According to verses 36–38, how can we endure persecution in faith?
Display or read aloud the following questions and invite students to write down their responses. After students have had sufficient time to write, consider inviting them to share their responses with a partner. Or you could ask a few students who are comfortable doing so to share their responses with the class.
When have you or someone you know suffered persecution because of belief in Jesus Christ and His gospel?
How did you, or the person you know, endure in faith?
Encourage students to commit to endure in faith when they are persecuted for their beliefs in Jesus Christ.
Summarize D&C 101:39–42 by explaining that the Lord referred to the Saints as “the salt of the earth” (verse 39). Just as salt loses its savor when mixed with impurities, becoming contaminated by the sins of the world can prevent us from being an example and blessing to others.
Explain that to help the Saints understand how Zion would be redeemed, or reclaimed, the Lord gave the parable of the nobleman and the olive trees as recorded in Doctrine and Covenants 101:43–62.
Write on the board or display the following scripture reference and questions:
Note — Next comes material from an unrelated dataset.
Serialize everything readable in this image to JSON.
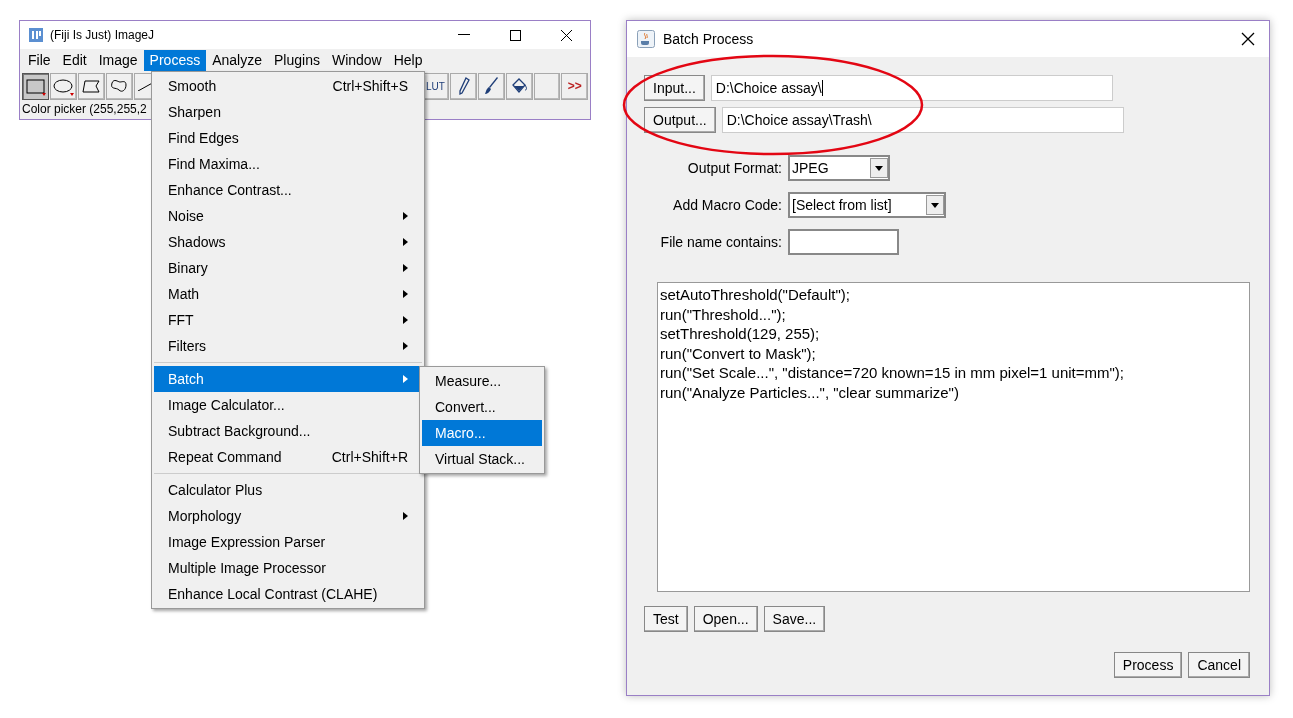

Divide students into pairs, and ask them to read Doctrine and Covenants 101:43–62 and to discuss the questions in their pairs. After sufficient time, invite a few students to report what they discussed.
Point out that the tower in the parable may refer to the temple the Lord had commanded the Saints to build in Jackson County, Missouri (see D&C 57:2–3; 84:1–5; 97:10–12). More broadly, the tower may represent Zion, which the Saints could only build up by obedience to the law of the Lord (see D&C 101:11–12; 105:3–6). Explain that the servant mentioned in verses 55–62 is the Prophet Joseph Smith (see D&C 103:21). A few months after receiving the revelation recorded in Doctrine and Covenants 101, the Prophet organized a group called the Camp of Israel (later referred to as Zion’s Camp) to redeem Zion and restore the Saints to their lands and homes (see D&C 103:29–40).
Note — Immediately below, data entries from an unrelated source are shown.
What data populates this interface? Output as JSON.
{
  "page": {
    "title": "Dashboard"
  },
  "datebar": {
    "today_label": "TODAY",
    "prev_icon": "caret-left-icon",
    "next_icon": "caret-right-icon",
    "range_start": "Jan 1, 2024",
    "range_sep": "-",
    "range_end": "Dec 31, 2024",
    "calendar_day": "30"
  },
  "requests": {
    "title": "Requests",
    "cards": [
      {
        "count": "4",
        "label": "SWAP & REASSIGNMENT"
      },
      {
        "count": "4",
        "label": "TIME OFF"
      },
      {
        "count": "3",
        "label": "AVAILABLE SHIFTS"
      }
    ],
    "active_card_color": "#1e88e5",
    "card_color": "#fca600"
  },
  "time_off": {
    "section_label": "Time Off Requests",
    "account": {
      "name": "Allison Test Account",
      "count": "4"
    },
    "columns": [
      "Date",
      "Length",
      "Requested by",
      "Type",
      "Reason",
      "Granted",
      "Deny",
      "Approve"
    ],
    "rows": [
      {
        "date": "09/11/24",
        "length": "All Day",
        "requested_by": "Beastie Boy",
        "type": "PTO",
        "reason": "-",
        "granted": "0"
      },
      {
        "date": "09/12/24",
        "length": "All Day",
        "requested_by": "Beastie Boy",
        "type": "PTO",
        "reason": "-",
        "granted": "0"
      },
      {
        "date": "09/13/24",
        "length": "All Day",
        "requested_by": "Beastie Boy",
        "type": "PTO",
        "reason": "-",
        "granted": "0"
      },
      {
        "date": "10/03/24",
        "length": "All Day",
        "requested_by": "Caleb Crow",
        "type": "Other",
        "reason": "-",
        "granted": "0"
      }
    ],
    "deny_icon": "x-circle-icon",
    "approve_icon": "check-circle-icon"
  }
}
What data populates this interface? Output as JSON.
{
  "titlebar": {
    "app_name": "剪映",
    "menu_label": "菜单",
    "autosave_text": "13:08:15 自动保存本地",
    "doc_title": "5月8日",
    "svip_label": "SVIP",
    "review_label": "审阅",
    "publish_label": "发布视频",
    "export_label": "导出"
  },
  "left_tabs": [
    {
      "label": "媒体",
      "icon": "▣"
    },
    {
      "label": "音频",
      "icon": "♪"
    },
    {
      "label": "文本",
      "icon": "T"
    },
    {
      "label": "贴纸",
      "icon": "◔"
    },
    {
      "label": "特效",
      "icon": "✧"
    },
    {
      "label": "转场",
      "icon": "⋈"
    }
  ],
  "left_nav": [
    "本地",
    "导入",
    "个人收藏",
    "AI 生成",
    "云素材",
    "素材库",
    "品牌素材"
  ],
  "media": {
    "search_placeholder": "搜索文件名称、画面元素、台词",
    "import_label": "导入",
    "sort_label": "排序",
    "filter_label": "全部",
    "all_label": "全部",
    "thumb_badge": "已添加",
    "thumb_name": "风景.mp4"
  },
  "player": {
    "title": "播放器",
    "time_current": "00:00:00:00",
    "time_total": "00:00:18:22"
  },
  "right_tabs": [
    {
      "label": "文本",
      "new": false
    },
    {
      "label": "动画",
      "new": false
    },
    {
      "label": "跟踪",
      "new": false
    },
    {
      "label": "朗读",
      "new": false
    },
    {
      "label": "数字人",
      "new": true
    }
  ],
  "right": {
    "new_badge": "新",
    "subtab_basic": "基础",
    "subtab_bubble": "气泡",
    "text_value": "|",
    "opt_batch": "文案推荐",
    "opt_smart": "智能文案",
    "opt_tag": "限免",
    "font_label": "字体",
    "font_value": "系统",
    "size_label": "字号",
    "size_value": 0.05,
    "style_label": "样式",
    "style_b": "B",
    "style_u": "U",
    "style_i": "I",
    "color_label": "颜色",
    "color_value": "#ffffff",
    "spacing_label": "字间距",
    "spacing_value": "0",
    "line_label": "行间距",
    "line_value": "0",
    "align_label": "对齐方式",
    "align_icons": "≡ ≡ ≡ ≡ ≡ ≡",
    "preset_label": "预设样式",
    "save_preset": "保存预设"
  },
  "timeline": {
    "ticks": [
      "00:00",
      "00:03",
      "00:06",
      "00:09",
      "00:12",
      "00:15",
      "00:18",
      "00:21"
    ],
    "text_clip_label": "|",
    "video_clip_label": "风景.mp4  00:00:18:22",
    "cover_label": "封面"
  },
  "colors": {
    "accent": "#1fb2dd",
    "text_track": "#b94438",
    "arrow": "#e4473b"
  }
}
Explain that after being expelled from Jackson County, some of the Missouri Saints wondered if they should settle in other counties instead. Invite a student to read Doctrine and Covenants 101:63–67 aloud. Ask the class to follow along, looking for what the Lord taught the Saints about the importance of being gathered together.
According to verses 64–65, why did the Lord tell the Saints to continue to gather together?
Point out the phrase “that the wheat may be secured in the garners to possess eternal life” in verse 65. Explain that in Joseph Smith’s day, harvested wheat was put into garners, or grain bins, to safely store and protect it. Elder David A. Bednar of the Quorum of the Twelve Apostles taught that garners in the scriptures can represent “the holy temples” (“Honorably Hold a Name and Standing,”Ensign or Liahona, May 2009, 97).
What principle can we identify from verse 65? (Help students identify the following principle: As we gather to holy temples, we receive protection and prepare ourselves for eternal life.)
How can gathering to temples to worship, serve, and receive saving ordinances protect us and prepare us for eternal life?
Tell students that as recorded in Doctrine and Covenants 101:76–101, the Lord declared that He had “established the Constitution of [the United States] by the hands of wise men” (see verse 80) and that the Saints should rely on the laws of the land and seek “redress,” or relief, from the government (see verse 76).
Invite a student to read Doctrine and Covenants 101:77–78 aloud. Ask the class to follow along, looking for why the Lord inspired the establishment of the United States Constitution.
According to these verses, why did the Lord inspire the establishment of the Constitution?
Why is moral agency, or the ability to choose and act for ourselves, essential to God’s plan of salvation?
How might verses 77–78 help us understand the importance of religious freedom in ensuring that individuals can exercise their moral agency in matters of faith?
Close by testifying of the truths identified in this lesson, and invite students to act on these truths.